There are special considerations related to use by pilots, however. The Navy includes melatonin among its “Class C supplements,” which are described as “not authorized for use by any aviation personnel,” by default of not otherwise being listed as either class A or class B.7 Anyone who has taken melatonin is removed from aviation duty for at least 24 hours after it was last taken, in keeping with the recommendations of a study by the FAA.8

Military Survivability: No data found.

Other Health Risks

Given that melatonin is a “timing hormone,” oral supplementation of melatonin should occur near bedtime to avoid potential side effects. There are no known serious adverse effects or health risks from melatonin use by healthy individuals.

Interactions with Medications or Other Bioactive Substances

Fluvoxamine in combination with melatonin can increase central nervous system depression.3

When taken with nifedipine, melatonin has increased blood pressure and heart rate (clinical trials).3

Taking melatonin with verapamil (Calan, etc.) can increase melatonin excretion.3

Taking melatonin with warfarin may increase the risk of bleeding (case reports).3

Theoretically, melatonin could be problematic if used in combination with caffeine (interferes with effectiveness of melatonin), central-nervous-system depressants (i.e., sedatives and tranquilizers, as well as alcohol; increases sedative effects), anticoagulants (including aspirin, non-steroidal anti-inflammatory drugs; could promote bleeding), immunosupressants (melatonin stimulates immune function), anti-diabetes drugs (decreases effectiveness), contraceptives (could increase melatonin’s effects), verapamil (could increase melatonin’s effects), or benzodiazepines (also could increase melatonin’s effects).3

For details of these and other potential interactions, visit the Natural Medicines Comprehensive Database.3

Withdrawal Effects

No data found.

Concern Level (see Dietary Supplement Risk Matrix)

Benefit potential: Moderate
Risk (safety concern): Minimal (exception: High for flight personnel)
Classification score: 3 (10 for flight personnel)

Evidence suggests that melatonin enhances various measures of sleep quality and helps shift circadian rhythms due to jet lag, night shift work, etc. However, it is best to seek the guidance of a physician before using melatonin. For flight personnel, it should not be used under any circumstances.

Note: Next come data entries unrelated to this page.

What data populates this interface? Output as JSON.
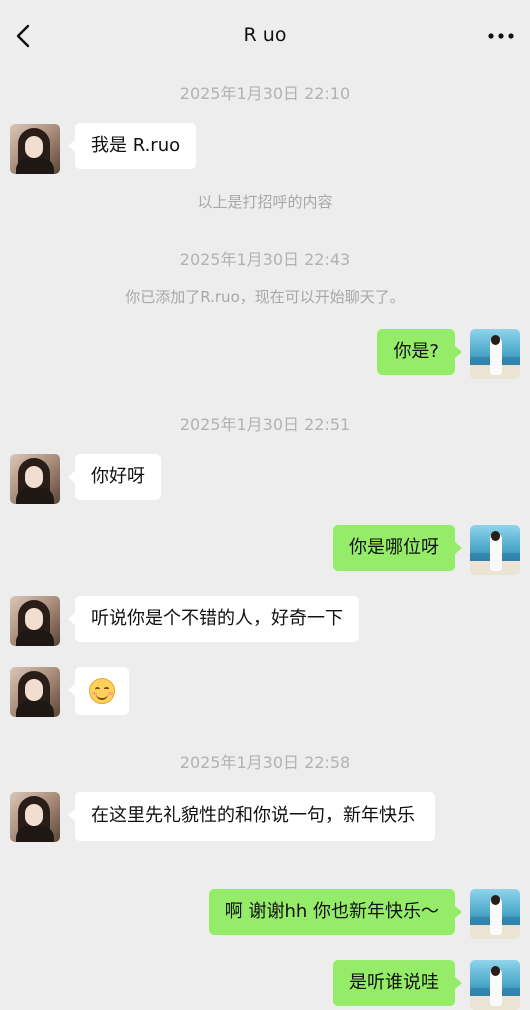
{
  "header": {
    "title": "R uo",
    "back_icon": "chevron-left-icon",
    "more_icon": "more-dots-icon"
  },
  "timestamps": [
    "2025年1月30日 22:10",
    "2025年1月30日 22:43",
    "2025年1月30日 22:51",
    "2025年1月30日 22:58"
  ],
  "system_notes": [
    "以上是打招呼的内容",
    "你已添加了R.ruo，现在可以开始聊天了。"
  ],
  "messages": [
    {
      "sender": "them",
      "text": "我是 R.ruo"
    },
    {
      "sender": "me",
      "text": "你是?"
    },
    {
      "sender": "them",
      "text": "你好呀"
    },
    {
      "sender": "me",
      "text": "你是哪位呀"
    },
    {
      "sender": "them",
      "text": "听说你是个不错的人，好奇一下"
    },
    {
      "sender": "them",
      "emoji": "smiling-face-emoji"
    },
    {
      "sender": "them",
      "text": "在这里先礼貌性的和你说一句，新年快乐"
    },
    {
      "sender": "me",
      "text": "啊 谢谢hh 你也新年快乐～"
    },
    {
      "sender": "me",
      "text": "是听谁说哇"
    }
  ],
  "colors": {
    "background": "#ededed",
    "bubble_them": "#ffffff",
    "bubble_me": "#95ec69",
    "timestamp_text": "#b2b2b2"
  }
}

  1. Lewy AJ, Ahmed S, Jackson JML, Sack RL. Melatonin Shifts Human Circadian Rhythms According to a Phase-Response Curve. Chronobiol. Int. 1992;9(5):380-92.
  2. Zhdanova IV. Melatonin as a hypnotic: Pro. Sleep Med. Rev. 2005;9(1):51-65.
  3. Jellin J, Gregory, PJ, eds. Melatonin. Natural Medicines Comprehensive Database 2011;
  4. Committee on the Framework for Evaluating the Safety of the Dietary Supplements. Appendix F Melatonin: Prototype Monograph Summary. Washington, DC: Food and Nutrition Board, Institute of Medicine & National Research Council of the National Academies; 2005.
  5. Wurfman RJ. Melatonin In: Coates PM, ed. Encyclopedia of Dietary Supplements, 2nd Edition. Informa Healthcare; 2010:538-49.
  6. Committee on Dietary Supplement Use by Military Personnel. Use of Dietary Supplements by Military Personnel. Washington, DC: Food and Nutrition Board, Institute of Medicine; 2008.
  7. Johnston DT. Miscellaneous Pharmaco-active Substances and Nutritional Supplements: Education and Policy for Aircrew members. In: Naval Aeromedical Institute USN, ed. U.S. Navy Aeromedical Reference and Waiver Guide (supplement to Manual of the Medical Department/MANMED). Pensacola, FL: Naval Aeromedical Institute, U.S. Navy; 2004.
  8. Sanders DC, Chaturvedi AK, Hordinsky JR. Melatonin: Aeromedical, toxicopharmacological, and analytical aspects. J. Anal. Toxicol. 1999;23(3):159-67.